Work instruction:
Copy every line of the data that includes the string "screenshot".

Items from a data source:

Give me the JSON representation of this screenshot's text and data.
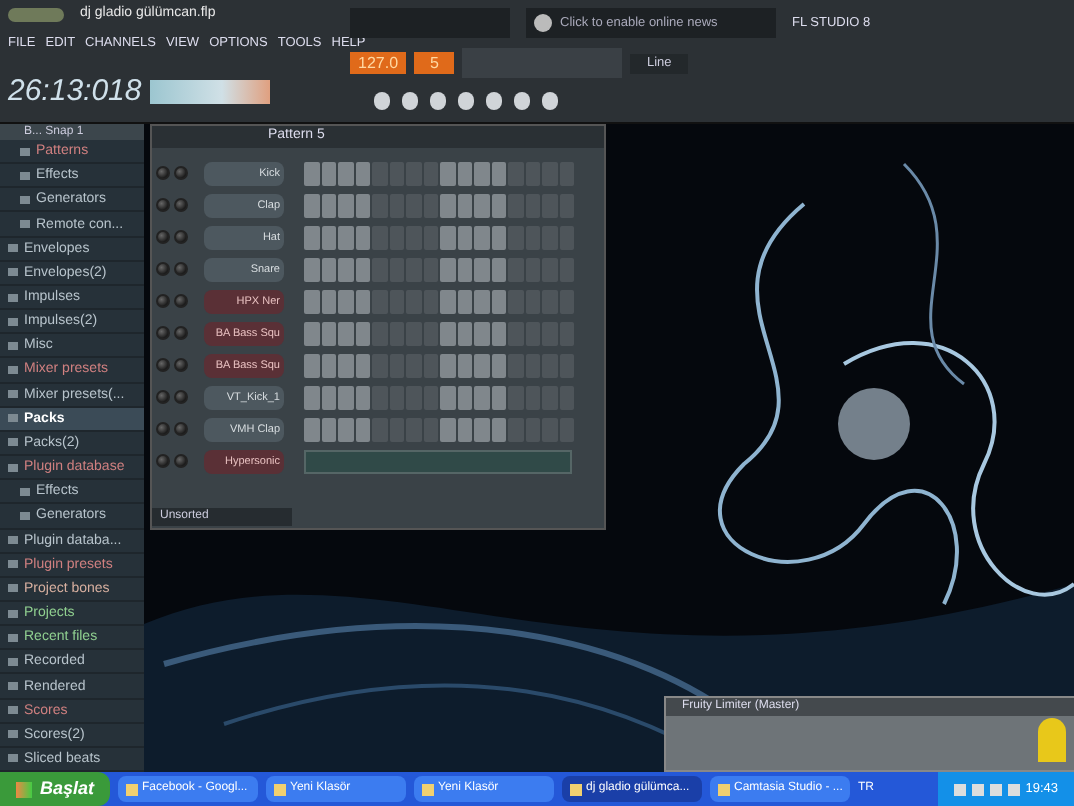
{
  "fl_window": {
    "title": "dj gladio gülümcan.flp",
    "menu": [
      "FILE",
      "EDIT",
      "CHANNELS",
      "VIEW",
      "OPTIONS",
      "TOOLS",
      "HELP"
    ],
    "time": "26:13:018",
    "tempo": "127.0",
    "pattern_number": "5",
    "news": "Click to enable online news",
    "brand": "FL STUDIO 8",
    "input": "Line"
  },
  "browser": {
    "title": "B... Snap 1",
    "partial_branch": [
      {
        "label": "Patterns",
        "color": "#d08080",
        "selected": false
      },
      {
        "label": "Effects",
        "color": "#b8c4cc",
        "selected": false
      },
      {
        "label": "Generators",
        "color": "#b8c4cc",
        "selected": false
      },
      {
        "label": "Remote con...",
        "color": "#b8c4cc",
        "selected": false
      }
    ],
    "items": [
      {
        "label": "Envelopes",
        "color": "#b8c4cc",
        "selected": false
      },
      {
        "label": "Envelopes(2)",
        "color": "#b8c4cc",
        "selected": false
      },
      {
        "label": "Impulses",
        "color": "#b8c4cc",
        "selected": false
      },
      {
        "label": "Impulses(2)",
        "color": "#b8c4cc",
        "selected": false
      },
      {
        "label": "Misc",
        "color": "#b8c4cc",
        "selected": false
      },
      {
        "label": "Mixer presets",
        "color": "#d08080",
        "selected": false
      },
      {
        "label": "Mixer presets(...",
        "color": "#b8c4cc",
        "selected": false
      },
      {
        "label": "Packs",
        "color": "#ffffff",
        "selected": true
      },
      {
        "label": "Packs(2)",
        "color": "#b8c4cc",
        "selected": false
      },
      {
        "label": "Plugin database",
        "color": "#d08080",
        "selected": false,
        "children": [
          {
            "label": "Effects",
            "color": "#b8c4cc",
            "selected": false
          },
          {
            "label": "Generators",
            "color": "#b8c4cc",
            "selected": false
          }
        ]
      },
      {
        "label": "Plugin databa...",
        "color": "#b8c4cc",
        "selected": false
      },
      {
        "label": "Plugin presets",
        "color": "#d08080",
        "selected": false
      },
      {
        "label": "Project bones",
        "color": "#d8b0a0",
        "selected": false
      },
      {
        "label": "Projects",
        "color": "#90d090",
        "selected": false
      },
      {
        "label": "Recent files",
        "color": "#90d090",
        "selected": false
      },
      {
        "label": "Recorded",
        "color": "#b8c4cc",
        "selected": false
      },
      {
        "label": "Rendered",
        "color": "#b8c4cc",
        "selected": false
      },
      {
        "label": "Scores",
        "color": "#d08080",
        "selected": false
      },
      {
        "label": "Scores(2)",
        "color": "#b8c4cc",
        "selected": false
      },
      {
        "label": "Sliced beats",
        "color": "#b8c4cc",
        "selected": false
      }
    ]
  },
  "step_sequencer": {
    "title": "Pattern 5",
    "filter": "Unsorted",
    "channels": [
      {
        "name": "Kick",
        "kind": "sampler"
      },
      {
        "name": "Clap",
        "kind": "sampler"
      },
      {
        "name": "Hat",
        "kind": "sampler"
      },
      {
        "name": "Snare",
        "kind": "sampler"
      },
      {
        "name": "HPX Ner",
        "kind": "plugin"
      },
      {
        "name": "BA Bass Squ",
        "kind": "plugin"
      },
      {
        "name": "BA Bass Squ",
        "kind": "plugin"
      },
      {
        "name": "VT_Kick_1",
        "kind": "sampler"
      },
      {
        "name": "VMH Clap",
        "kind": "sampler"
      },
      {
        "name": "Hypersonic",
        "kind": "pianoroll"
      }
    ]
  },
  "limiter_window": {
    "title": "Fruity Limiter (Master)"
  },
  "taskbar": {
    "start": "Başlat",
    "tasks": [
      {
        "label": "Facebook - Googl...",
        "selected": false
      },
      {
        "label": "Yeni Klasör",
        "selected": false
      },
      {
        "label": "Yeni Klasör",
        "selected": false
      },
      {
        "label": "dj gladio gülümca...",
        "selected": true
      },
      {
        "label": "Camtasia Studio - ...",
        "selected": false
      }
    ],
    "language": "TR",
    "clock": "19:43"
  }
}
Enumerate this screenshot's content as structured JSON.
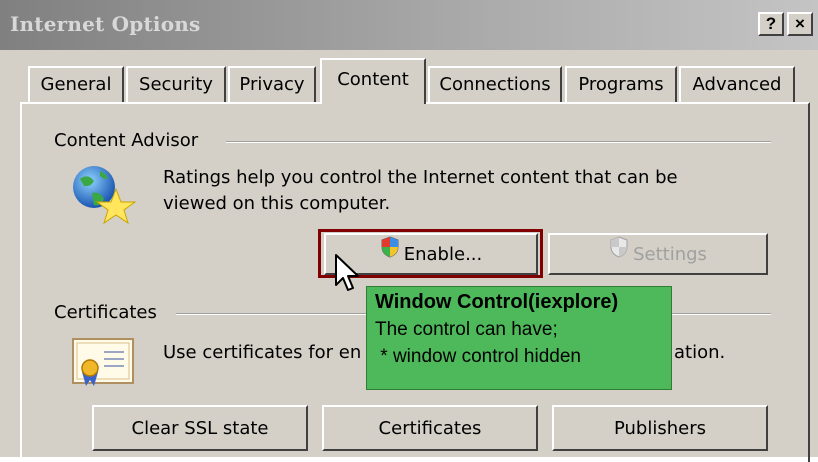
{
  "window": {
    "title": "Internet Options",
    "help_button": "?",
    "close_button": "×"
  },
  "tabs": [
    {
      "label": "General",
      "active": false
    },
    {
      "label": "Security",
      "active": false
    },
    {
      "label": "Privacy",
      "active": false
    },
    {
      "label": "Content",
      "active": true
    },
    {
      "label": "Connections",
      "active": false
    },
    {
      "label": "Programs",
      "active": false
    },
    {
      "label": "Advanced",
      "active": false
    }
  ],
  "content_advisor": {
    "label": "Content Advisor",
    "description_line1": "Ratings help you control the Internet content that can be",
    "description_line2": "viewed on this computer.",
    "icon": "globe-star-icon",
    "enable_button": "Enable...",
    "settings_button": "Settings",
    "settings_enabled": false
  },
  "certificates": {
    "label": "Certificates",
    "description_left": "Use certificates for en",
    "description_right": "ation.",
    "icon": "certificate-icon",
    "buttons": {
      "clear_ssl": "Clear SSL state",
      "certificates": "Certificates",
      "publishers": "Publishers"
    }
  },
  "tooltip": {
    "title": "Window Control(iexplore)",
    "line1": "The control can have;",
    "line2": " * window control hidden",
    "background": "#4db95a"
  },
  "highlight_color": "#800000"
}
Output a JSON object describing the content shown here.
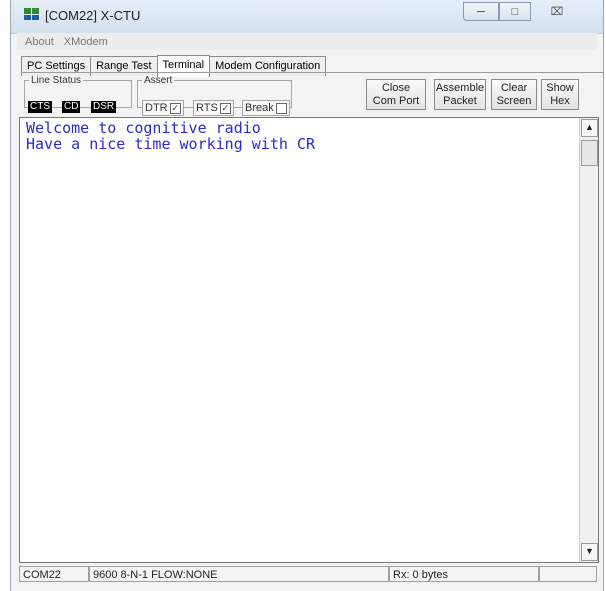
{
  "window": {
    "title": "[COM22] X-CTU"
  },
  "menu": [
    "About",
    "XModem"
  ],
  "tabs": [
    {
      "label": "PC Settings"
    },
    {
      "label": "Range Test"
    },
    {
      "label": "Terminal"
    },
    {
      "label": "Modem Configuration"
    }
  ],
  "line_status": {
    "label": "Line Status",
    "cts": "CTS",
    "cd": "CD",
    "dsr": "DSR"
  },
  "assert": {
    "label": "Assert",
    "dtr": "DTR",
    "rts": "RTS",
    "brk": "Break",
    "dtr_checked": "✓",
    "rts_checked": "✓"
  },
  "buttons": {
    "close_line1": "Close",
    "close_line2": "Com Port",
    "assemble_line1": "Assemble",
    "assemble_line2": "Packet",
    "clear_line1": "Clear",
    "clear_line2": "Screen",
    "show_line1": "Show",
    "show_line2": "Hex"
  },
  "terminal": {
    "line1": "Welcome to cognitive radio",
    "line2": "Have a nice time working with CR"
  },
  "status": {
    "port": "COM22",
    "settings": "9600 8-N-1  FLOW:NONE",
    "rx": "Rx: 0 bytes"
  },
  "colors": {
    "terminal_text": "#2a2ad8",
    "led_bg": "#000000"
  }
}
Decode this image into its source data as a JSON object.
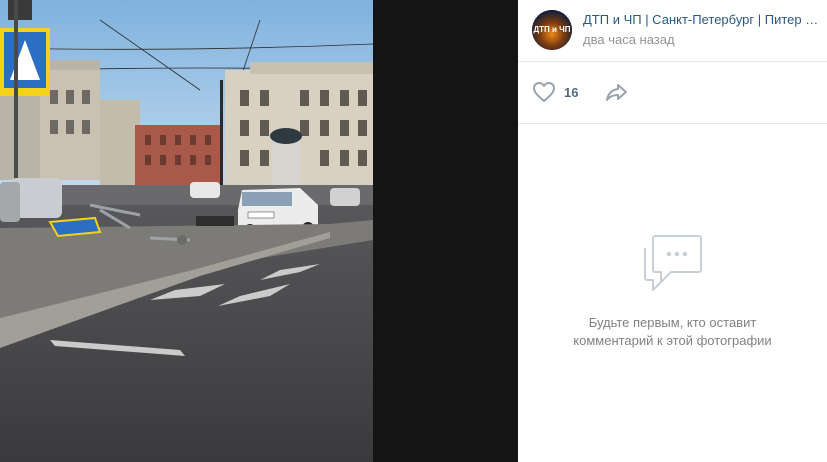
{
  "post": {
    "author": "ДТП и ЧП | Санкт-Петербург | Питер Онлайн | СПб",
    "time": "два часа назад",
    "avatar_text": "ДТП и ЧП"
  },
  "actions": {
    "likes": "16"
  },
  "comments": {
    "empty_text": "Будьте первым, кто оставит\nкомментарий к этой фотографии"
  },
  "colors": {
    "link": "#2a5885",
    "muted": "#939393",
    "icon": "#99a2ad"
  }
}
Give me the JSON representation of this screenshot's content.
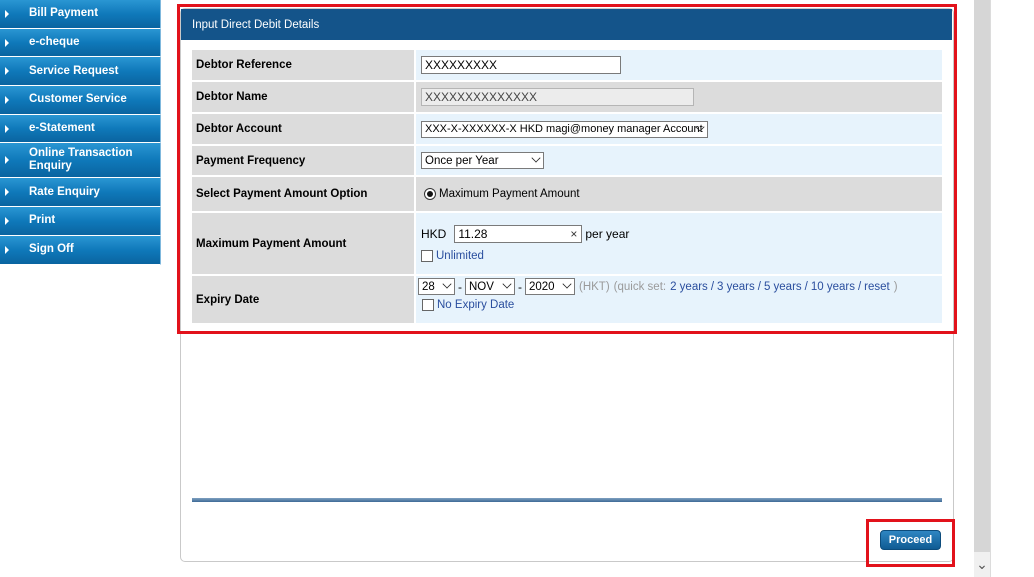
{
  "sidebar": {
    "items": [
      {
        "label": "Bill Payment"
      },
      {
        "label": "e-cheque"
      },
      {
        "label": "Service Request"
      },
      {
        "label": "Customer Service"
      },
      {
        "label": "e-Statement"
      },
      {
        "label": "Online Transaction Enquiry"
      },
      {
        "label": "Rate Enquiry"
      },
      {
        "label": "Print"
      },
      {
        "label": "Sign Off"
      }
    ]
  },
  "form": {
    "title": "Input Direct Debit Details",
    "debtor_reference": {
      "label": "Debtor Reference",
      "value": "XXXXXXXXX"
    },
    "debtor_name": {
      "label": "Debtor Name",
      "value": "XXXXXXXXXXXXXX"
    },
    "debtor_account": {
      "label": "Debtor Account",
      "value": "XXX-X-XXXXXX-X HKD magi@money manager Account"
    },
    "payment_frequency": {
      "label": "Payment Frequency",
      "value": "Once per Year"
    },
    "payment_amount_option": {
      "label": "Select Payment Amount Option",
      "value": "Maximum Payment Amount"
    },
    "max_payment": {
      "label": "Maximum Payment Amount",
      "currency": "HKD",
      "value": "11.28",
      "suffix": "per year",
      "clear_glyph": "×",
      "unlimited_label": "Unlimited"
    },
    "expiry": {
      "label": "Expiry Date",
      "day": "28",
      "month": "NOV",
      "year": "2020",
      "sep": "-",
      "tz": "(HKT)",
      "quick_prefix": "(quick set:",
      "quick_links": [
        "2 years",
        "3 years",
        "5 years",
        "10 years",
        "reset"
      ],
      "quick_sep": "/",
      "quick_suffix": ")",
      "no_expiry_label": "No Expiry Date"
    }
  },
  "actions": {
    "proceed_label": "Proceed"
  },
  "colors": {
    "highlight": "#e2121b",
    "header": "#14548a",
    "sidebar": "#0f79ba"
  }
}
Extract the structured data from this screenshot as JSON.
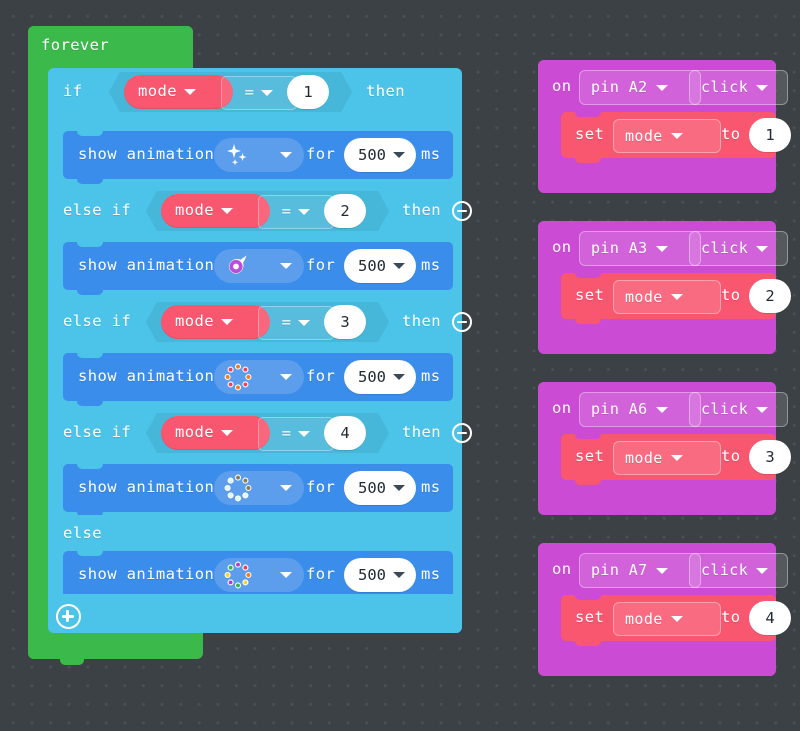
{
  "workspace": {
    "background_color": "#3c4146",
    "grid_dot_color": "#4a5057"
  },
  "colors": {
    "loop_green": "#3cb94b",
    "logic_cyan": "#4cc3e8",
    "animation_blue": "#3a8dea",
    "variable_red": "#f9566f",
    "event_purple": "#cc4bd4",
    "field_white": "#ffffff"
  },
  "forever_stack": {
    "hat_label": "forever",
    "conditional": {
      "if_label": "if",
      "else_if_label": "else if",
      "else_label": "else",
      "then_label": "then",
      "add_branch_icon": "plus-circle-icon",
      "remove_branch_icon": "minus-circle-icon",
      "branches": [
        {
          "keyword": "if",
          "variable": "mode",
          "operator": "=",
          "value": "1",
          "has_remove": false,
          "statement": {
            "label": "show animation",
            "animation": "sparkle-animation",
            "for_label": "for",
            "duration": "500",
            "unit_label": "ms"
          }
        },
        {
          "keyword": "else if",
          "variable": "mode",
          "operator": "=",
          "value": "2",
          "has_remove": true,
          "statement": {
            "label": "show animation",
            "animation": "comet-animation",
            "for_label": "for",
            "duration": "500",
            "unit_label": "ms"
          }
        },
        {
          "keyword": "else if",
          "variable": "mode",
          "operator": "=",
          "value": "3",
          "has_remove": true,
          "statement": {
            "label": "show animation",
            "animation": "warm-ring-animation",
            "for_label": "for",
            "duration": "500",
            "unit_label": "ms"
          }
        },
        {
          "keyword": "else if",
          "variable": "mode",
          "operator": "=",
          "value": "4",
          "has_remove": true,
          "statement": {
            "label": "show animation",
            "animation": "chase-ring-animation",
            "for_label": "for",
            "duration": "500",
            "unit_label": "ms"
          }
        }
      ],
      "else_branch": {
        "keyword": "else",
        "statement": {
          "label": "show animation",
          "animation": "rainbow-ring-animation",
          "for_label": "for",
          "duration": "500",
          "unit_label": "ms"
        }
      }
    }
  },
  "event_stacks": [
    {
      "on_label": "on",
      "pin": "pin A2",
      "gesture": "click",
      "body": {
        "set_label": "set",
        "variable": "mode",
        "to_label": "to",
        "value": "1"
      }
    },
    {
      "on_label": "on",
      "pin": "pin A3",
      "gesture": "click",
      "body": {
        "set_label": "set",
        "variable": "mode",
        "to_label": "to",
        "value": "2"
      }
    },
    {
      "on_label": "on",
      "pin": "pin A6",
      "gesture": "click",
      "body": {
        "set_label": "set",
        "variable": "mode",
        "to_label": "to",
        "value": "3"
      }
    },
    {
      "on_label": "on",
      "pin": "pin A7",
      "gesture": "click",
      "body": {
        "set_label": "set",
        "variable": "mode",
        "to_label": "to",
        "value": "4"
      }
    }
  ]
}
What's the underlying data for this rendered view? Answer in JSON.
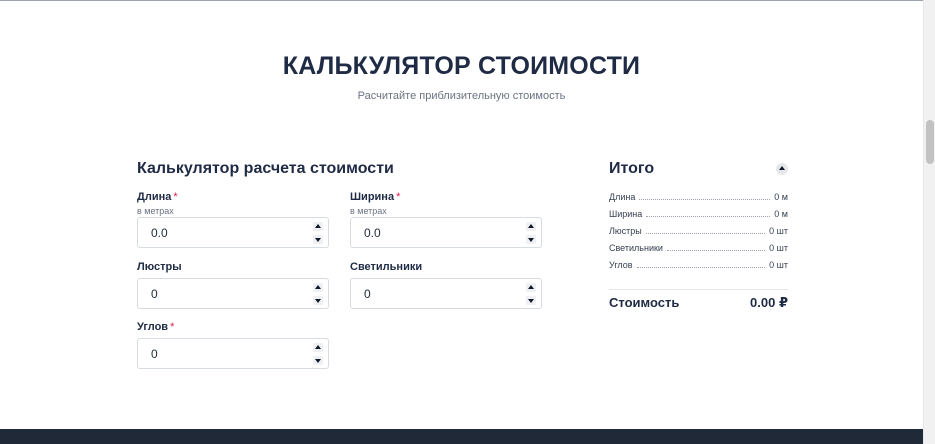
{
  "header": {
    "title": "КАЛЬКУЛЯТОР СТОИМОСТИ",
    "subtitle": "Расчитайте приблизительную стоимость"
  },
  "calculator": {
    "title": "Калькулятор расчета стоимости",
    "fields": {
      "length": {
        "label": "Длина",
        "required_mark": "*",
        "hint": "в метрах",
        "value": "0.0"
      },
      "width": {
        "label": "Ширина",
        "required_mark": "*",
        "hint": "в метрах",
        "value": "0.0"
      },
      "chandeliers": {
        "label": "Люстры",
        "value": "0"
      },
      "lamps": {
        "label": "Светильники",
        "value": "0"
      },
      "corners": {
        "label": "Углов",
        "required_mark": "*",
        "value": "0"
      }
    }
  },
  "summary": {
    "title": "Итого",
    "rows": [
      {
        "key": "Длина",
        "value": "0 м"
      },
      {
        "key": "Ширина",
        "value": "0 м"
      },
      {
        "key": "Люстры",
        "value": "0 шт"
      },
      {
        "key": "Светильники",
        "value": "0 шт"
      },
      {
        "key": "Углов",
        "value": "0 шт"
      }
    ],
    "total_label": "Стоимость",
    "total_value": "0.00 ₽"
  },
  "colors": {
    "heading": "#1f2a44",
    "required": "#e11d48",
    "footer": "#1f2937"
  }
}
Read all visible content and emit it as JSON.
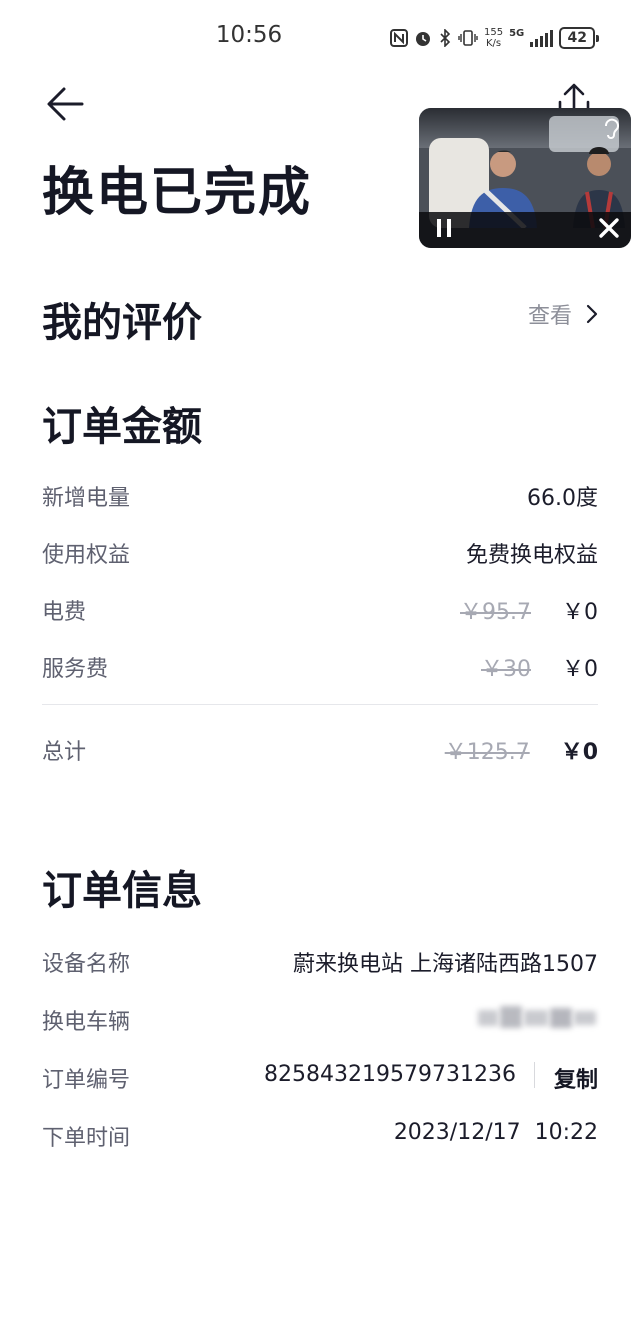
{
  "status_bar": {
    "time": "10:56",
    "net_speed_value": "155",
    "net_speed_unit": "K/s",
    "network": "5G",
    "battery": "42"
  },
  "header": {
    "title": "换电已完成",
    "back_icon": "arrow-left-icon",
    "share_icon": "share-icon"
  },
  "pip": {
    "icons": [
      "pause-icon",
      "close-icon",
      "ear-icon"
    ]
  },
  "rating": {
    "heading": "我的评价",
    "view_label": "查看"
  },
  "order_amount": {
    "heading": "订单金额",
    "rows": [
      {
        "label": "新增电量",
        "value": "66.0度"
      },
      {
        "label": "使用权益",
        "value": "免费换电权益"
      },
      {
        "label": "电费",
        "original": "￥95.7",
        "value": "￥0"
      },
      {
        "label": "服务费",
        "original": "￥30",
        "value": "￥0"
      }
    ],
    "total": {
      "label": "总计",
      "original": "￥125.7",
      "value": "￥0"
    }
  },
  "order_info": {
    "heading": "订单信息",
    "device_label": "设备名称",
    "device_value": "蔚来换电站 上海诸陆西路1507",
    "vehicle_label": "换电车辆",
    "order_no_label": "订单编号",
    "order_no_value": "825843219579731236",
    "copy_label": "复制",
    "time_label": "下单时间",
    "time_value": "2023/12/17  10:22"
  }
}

Written response:
Give me the JSON representation of this screenshot's text and data.
Enumerate this screenshot's content as structured JSON.
Give me the JSON representation of this screenshot's content.
Extract the structured data from this screenshot as JSON.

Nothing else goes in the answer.